• What to produce: Return every line of the entries that includes the word "License".

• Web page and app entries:
▼
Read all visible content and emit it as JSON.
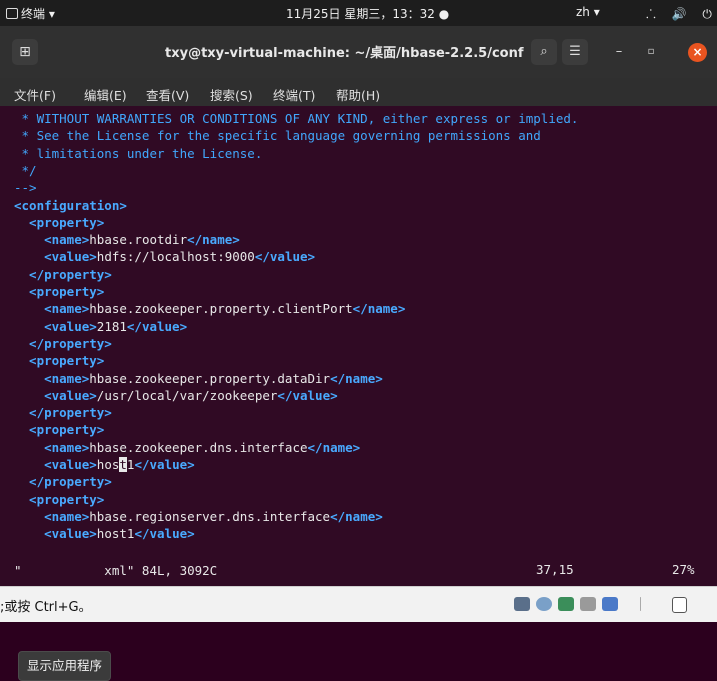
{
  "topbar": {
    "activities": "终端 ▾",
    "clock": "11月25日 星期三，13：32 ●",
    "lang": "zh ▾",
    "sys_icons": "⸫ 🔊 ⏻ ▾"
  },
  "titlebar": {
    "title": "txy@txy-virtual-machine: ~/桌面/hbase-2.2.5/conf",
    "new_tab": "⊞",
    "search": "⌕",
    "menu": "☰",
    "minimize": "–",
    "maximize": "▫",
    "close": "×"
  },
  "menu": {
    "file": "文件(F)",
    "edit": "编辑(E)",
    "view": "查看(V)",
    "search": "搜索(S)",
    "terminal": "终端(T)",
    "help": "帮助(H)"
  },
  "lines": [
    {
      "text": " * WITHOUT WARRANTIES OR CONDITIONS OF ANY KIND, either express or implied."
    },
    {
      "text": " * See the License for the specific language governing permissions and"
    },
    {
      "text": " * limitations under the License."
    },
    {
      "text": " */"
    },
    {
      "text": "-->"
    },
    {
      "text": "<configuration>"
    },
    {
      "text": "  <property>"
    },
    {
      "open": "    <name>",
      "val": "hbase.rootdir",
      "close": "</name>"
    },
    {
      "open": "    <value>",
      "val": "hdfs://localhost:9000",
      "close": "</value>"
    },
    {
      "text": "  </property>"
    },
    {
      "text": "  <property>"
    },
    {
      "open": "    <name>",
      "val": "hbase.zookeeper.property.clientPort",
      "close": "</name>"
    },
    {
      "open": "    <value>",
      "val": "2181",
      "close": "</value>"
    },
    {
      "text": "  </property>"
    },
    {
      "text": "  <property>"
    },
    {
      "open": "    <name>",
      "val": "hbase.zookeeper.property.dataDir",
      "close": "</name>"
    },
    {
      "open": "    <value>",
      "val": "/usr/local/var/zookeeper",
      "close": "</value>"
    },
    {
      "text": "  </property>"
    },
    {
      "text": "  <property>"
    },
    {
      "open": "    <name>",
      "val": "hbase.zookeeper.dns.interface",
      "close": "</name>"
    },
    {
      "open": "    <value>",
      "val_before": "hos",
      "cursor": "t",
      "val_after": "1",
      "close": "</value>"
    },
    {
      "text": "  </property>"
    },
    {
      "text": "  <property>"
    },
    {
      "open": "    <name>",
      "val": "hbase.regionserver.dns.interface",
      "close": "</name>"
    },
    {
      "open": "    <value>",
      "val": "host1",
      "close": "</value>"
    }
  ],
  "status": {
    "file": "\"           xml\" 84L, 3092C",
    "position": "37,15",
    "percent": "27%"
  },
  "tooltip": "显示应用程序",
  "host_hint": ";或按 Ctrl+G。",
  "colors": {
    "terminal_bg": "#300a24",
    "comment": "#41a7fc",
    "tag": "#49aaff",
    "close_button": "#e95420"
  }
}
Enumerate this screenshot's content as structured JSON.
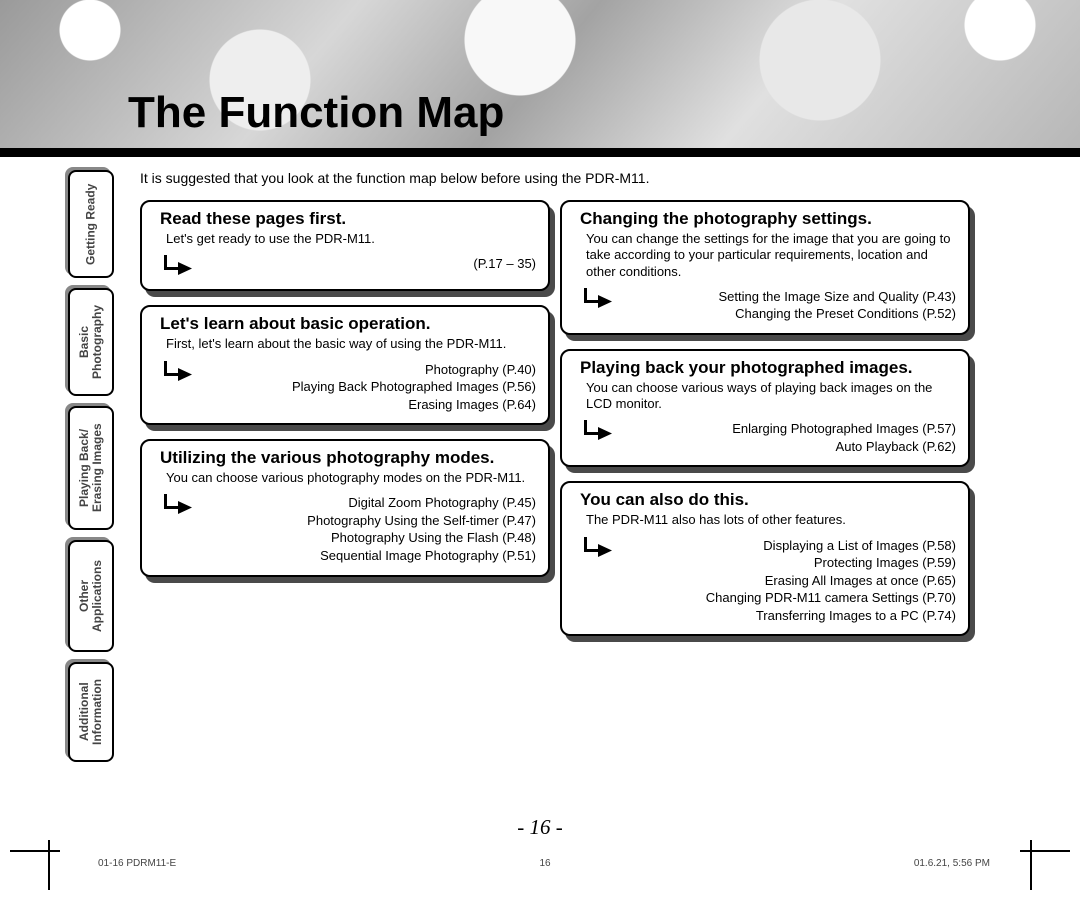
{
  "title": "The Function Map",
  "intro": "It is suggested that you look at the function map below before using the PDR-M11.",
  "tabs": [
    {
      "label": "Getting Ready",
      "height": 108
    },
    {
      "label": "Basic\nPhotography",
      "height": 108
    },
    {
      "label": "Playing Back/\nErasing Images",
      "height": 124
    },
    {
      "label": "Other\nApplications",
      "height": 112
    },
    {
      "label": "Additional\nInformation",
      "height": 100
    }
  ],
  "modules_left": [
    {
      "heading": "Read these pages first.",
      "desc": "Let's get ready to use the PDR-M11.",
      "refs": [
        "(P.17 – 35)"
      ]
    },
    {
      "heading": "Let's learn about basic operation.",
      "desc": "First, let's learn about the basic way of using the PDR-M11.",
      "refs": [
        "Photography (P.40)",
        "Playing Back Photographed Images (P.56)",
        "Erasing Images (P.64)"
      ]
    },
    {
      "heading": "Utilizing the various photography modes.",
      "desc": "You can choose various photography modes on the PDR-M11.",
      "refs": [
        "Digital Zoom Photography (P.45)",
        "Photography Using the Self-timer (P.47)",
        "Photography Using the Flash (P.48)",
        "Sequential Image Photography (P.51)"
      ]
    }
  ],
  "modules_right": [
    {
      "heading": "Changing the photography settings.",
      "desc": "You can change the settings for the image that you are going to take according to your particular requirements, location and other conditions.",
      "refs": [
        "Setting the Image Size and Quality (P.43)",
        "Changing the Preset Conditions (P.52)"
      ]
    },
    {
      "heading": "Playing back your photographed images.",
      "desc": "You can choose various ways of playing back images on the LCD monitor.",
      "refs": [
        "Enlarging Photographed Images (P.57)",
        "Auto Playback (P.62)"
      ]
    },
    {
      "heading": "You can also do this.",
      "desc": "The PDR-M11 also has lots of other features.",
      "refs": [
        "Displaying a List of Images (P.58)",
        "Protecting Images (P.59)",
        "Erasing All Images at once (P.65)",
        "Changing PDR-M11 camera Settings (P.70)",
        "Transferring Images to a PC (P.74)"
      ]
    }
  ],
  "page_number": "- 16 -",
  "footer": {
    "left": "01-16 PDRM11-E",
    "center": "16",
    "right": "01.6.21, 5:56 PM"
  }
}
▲
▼
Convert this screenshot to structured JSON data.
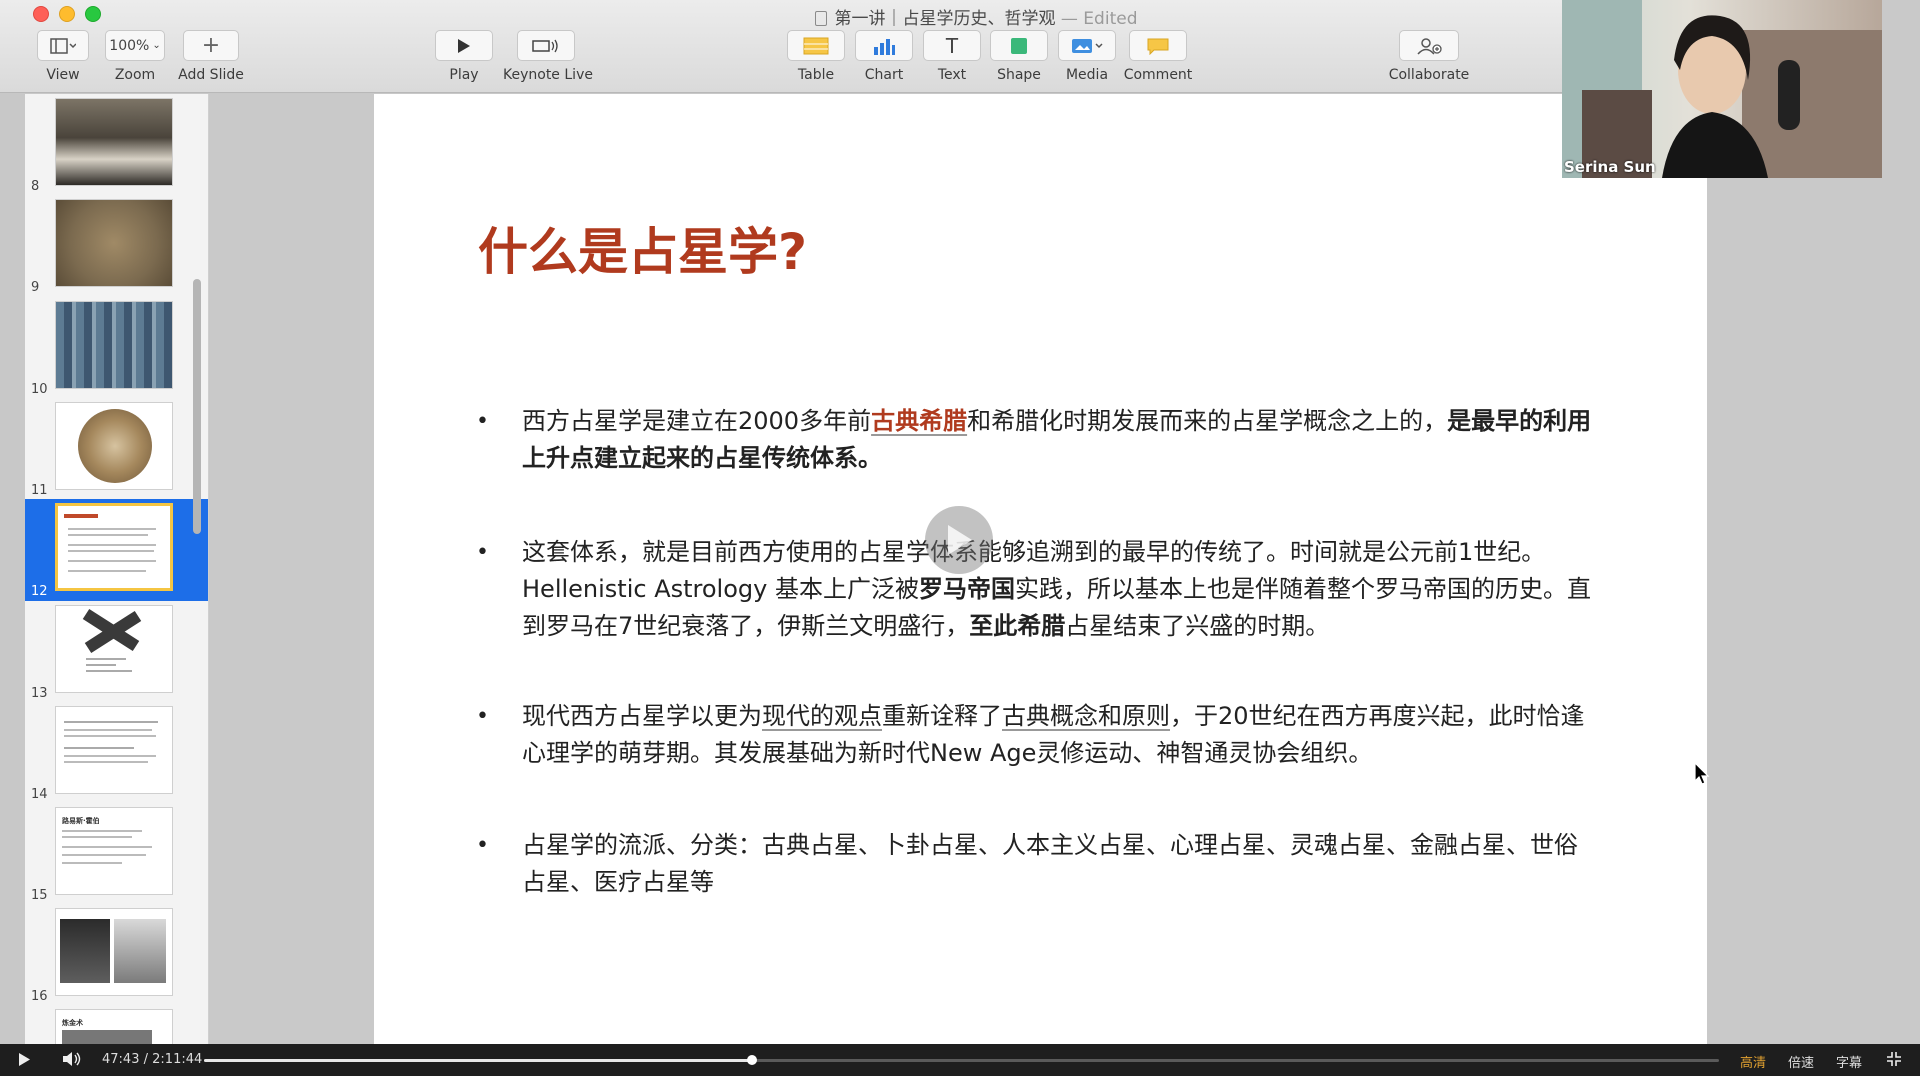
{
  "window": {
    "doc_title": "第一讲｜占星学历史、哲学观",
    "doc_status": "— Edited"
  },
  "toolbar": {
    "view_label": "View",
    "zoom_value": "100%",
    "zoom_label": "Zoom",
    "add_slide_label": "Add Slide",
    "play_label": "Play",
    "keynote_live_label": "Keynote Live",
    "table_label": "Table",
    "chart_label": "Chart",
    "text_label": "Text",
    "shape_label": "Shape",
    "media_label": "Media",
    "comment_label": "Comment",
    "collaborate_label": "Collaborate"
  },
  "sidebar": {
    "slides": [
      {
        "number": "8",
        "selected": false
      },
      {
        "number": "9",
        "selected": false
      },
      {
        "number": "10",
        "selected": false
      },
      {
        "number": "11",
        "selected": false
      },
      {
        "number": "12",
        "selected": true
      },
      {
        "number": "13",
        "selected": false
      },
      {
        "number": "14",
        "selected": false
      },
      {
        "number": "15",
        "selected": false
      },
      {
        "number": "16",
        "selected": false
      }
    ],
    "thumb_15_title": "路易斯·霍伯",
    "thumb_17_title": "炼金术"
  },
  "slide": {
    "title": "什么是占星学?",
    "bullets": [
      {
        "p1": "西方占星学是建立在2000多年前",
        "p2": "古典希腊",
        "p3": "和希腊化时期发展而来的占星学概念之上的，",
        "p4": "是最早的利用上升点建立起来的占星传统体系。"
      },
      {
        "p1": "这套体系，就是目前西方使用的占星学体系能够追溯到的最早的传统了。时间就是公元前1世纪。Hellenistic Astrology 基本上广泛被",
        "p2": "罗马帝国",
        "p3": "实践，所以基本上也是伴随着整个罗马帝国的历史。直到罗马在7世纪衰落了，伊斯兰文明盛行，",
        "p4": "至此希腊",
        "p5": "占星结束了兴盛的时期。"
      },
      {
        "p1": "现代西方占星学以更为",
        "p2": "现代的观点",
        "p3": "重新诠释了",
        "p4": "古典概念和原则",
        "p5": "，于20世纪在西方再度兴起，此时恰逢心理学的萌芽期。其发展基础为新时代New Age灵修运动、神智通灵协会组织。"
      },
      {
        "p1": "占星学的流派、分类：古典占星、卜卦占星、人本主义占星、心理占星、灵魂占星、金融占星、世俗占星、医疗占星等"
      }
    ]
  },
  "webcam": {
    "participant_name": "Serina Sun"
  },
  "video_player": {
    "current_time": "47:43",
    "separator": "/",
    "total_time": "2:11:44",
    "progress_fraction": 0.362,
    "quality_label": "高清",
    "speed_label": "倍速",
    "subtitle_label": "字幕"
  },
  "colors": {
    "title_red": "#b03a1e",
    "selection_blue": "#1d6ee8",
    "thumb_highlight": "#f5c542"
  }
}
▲
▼
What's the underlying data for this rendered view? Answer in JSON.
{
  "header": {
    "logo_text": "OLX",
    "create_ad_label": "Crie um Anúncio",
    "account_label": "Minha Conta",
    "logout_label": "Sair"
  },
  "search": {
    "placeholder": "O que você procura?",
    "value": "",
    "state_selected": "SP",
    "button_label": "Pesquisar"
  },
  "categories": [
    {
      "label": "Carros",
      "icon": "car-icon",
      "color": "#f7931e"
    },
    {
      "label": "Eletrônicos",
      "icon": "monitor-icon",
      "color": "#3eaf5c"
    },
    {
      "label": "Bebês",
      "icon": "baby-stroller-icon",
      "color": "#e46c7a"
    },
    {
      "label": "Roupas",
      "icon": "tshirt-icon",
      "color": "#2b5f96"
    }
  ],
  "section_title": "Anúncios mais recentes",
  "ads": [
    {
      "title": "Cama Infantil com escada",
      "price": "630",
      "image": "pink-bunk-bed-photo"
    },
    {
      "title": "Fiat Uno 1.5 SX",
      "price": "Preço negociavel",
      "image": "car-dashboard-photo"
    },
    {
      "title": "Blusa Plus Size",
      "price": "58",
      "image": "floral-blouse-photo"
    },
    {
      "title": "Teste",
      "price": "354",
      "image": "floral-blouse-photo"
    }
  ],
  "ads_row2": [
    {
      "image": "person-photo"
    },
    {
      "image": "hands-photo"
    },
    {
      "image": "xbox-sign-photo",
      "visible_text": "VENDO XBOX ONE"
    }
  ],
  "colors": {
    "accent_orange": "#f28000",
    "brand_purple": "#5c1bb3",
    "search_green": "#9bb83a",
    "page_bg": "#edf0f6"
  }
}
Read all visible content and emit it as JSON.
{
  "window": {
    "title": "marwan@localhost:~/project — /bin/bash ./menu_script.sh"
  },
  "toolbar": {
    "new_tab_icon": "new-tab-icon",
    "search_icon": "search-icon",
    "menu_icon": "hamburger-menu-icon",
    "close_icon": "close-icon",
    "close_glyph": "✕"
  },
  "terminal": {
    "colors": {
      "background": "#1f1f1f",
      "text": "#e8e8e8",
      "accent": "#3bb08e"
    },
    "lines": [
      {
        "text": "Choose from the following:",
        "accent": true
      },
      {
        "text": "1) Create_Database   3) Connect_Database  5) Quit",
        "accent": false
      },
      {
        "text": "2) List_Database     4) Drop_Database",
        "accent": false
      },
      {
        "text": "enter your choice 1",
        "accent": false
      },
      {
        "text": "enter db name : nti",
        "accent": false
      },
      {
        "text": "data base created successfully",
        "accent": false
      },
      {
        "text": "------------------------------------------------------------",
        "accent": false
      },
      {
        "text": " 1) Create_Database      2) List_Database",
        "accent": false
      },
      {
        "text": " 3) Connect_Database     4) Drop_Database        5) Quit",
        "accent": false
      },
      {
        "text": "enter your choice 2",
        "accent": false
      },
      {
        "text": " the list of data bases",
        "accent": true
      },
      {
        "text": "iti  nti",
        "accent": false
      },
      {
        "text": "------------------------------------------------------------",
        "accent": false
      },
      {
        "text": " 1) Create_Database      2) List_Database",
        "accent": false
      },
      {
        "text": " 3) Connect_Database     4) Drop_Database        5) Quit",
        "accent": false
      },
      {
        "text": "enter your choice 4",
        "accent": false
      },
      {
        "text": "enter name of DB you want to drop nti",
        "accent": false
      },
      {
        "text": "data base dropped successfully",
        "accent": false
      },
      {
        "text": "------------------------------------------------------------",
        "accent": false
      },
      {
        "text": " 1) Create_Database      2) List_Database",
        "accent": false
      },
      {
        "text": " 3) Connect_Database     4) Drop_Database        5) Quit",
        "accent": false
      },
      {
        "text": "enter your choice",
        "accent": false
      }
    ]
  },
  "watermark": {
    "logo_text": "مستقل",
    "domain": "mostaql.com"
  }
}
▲
• Your response:
      "text": " * See the License for the specific language governing permissions and"
      "text": " * limitations under the License."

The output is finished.